Policy renewal letter did not mention annual premium increase, says one customer, despite it being mandatory
The RAC has been accused of sending out breakdown cover renewal letters with an undisclosed 37% increase in premiums, despite new rules that force insurers to display annual price rises.
Since 2017, insurers have been required to tell consumers in renewal lettershow much they paid the previous year to encourage them to shop around. At the time the measure was introduced, the Financial Conduct Authority (FCA) said it would “transfer £100m from firms’ profits” into consumers’ pockets.
But Guardian Money reader Scott Berry contacted us this week to ask why his RAC renewal letter had not included his previous payments. His letter said his road rescue service would cost £22.72 a month from 30 January. Only when he dug out the previous year’s equivalent did it emerge that he had been paying £16.54 a month – meaning the RAC had snuck through a 37% increase.
The Maidenhead resident says he can see no reason to justify the rise given that he has not claimed in the intervening year. Berry, an RAC customer for more than six years, says he wasn’t surprised, as firms are looking to “take advantage of customer loyalty or inertia”.
The RAC says that when the FCA made insurers tell customers what they had paid the previous year, it only applied to annual policies, not Berry’s, which can be cancelled at any time.
The FCA told Money that while the RAC is not technically breaking the rules, it would be “speaking to the firm about this matter”.
Berry says: “I’m surprised it isn’t considered a breach of the FCA rules as nowhere in the letter does it state previous premiums.
“I guess the RAC and the private equity firms behind it can afford the lawyers to ensure they’re doing the bare minimum to comply even if it’s against the spirit of the rules.”
The RAC told Money that it “fully complies” with the FCA’s guidelines, adding that the 37% rise was fair.
“He has received significant discounts in the past and, as a result, was starting from a lower premium, which is why the increase appears steeper,” the RAC says. “But we welcome the opportunity to talk to members if they are unhappy.”
This is not the first time the RAC has been accused of failing to comply with the rules. In April last year, the FCA told the RAC to contact 1 million customers after finding the firm had failed to prominently display the previous year’s premium in renewal letters.
At the time, the FCA’s Jonathan Davidson said: “It is unacceptable to see some firms are not transparent with customers a year on from the introduction of the rules.”
Berry has now agreed to keep his RAC cover and is paying £13.40 for 11 months – more than £100 less than the RAC quoted originally.
Driving to Europe after a no-deal Brexit
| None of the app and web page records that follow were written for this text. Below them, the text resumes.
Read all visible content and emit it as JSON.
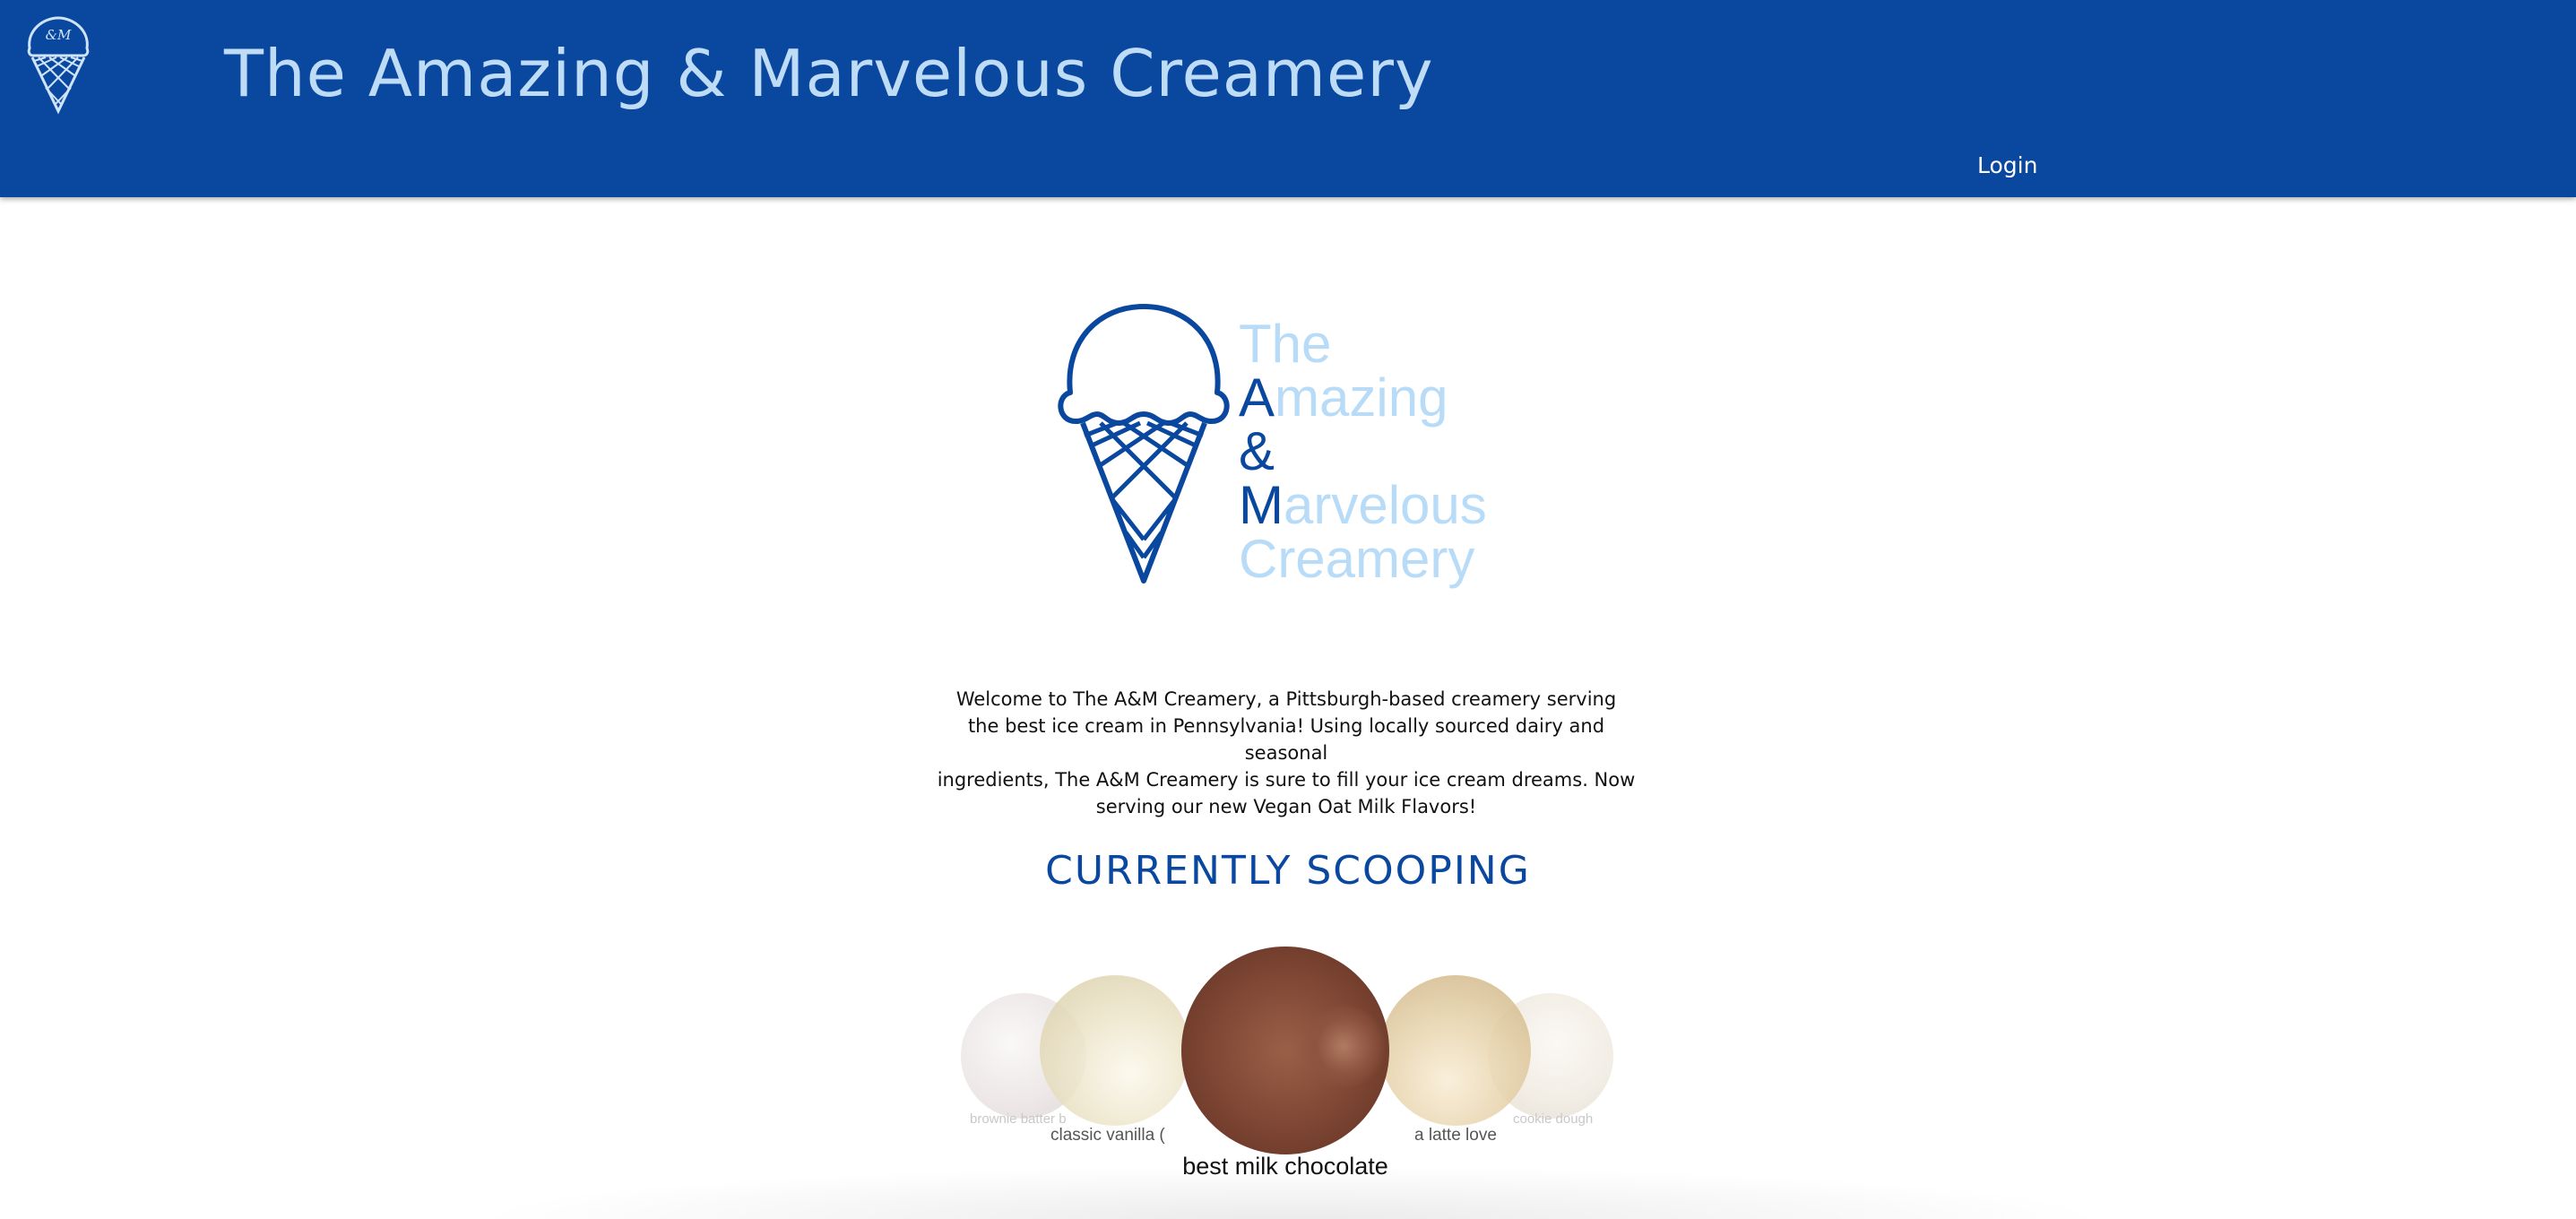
{
  "header": {
    "title": "The Amazing & Marvelous Creamery",
    "login_label": "Login",
    "logo_icon": "ice-cream-cone-icon",
    "logo_text": "&M"
  },
  "hero": {
    "logo_icon": "ice-cream-cone-icon",
    "logo_lines": [
      {
        "initial": "",
        "rest": "The"
      },
      {
        "initial": "A",
        "rest": "mazing"
      },
      {
        "initial": "&",
        "rest": ""
      },
      {
        "initial": "M",
        "rest": "arvelous"
      },
      {
        "initial": "",
        "rest": "Creamery"
      }
    ]
  },
  "welcome": {
    "lines": [
      "Welcome to The A&M Creamery, a Pittsburgh-based creamery serving",
      "the best ice cream in Pennsylvania! Using locally sourced dairy and seasonal",
      "ingredients, The A&M Creamery is sure to fill your ice cream dreams. Now",
      "serving our new Vegan Oat Milk Flavors!"
    ]
  },
  "scooping": {
    "heading": "CURRENTLY SCOOPING",
    "flavors": [
      {
        "label": "brownie batter b",
        "state": "far-left"
      },
      {
        "label": "classic vanilla (",
        "state": "left"
      },
      {
        "label": "best milk chocolate",
        "state": "active"
      },
      {
        "label": "a latte love",
        "state": "right"
      },
      {
        "label": "cookie dough",
        "state": "far-right"
      }
    ]
  },
  "colors": {
    "brand_blue": "#0a48a0",
    "title_light_blue": "#bfdcf7",
    "logo_light_blue": "#b8dbf7"
  }
}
The Association of British Insurers is warning holidaymakers taking their car to the continent after 29 March that they will need to apply to their insurer for a green card in the event of a no-deal Brexit.
Green cards will have to be carried as proof of insurance under EU regulations. The ABI has advised drivers to allow up to a month before they travel to get one. Those leaving the UK without one may be breaking the law. The same requirements will apply to EU motorists travelling to the UK, it says.
Anyone taking their car to France over Easter could be affected, as may those going across the Irish border in either direction. Although an agreement between the relevant European insurance authorities was made in May 2018 to waive the need for green cards in the event of no deal, this has not been confirmed by the European commission, hence the industry is planning on the basis of green cards being required.
Uncertainty also surrounds the European Health Insurance Card (EHIC) in the event of a no-deal Brexit. The ABI says travel insurance policies will continue to be valid.